Almost every office has a practical joker and while it might be funny at first, it can begin to tire and, if you’re the butt of the jokes, stress you out. Also, constant jokes while you’re trying to work is never ideal.
You might feel like a party pooper if you say anything about it but suffering in silence isn’t going to help. Politely declining to be involved in such situations or informing the individual of how busy you are can help alleviate the problem.
6. The Suck-Up
Just like at school, there’s always one or two individuals who like to be the teacher’s or boss’ pet.
This individual can schmooze with the best of them and will trample over anyone in order to be seen to be doing what the boss wants. Try not to concern yourself with this and instead focus on your own performance.
7. The Competition
Unfortunately, some people see life as one big competition and you may experience one or two colleagues like this during your career.
Overly competitive individuals can make you feel inadequate and undermine your work and achievements. Try not to let this get to you, comparing yourself to others is stressful as it is, never mind somebody who is constantly trying to out-do everybody else.
8. The Slacker
This person turns up late most days, takes a long lunch break and leaves before anybody else.
In other words, they’re the worst! If you’re also friends with this colleague it can become even more stressful as you might find yourself easily swayed to take that extra ten minutes at lunch. However, in reality, it isn’t worth it.
Sticking to your working hours will cause you less stress in the long run as it will mean you won’t have to stay late to finish your tasks.
9. The Rude One
Rude colleagues can put a huge strain on their co-workers, with researchers at the University of Texas finding that some then take the subsequent stress home with them.
Not only can they make a workplace an unpleasant environment but they can leave colleagues feeling upset and stressed about going in the next day.
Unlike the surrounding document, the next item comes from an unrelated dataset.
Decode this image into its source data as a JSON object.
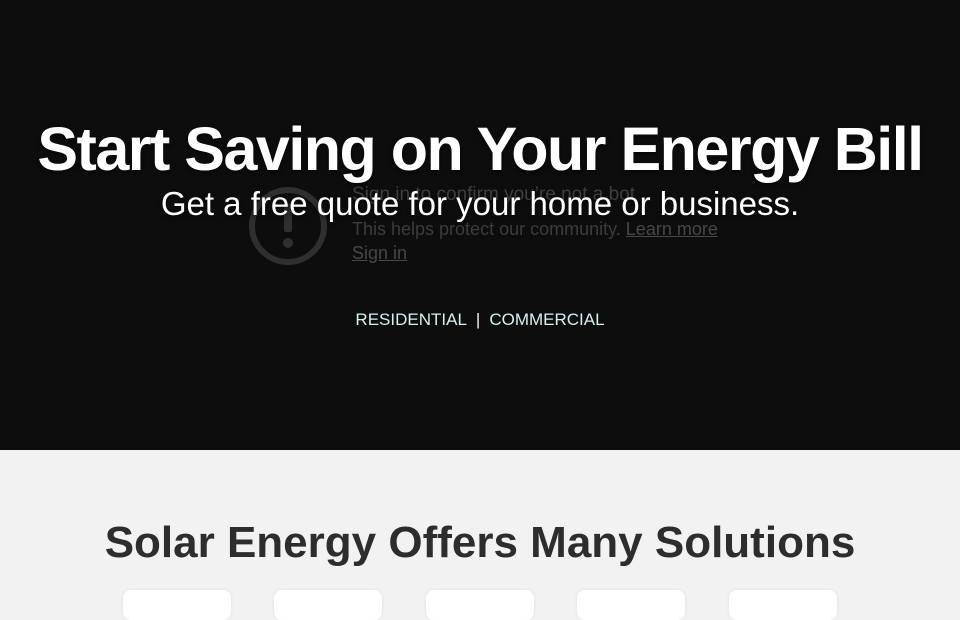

Tackle this by talking to them calmly about the situation and, failing that, speak to your HR department regarding the issue.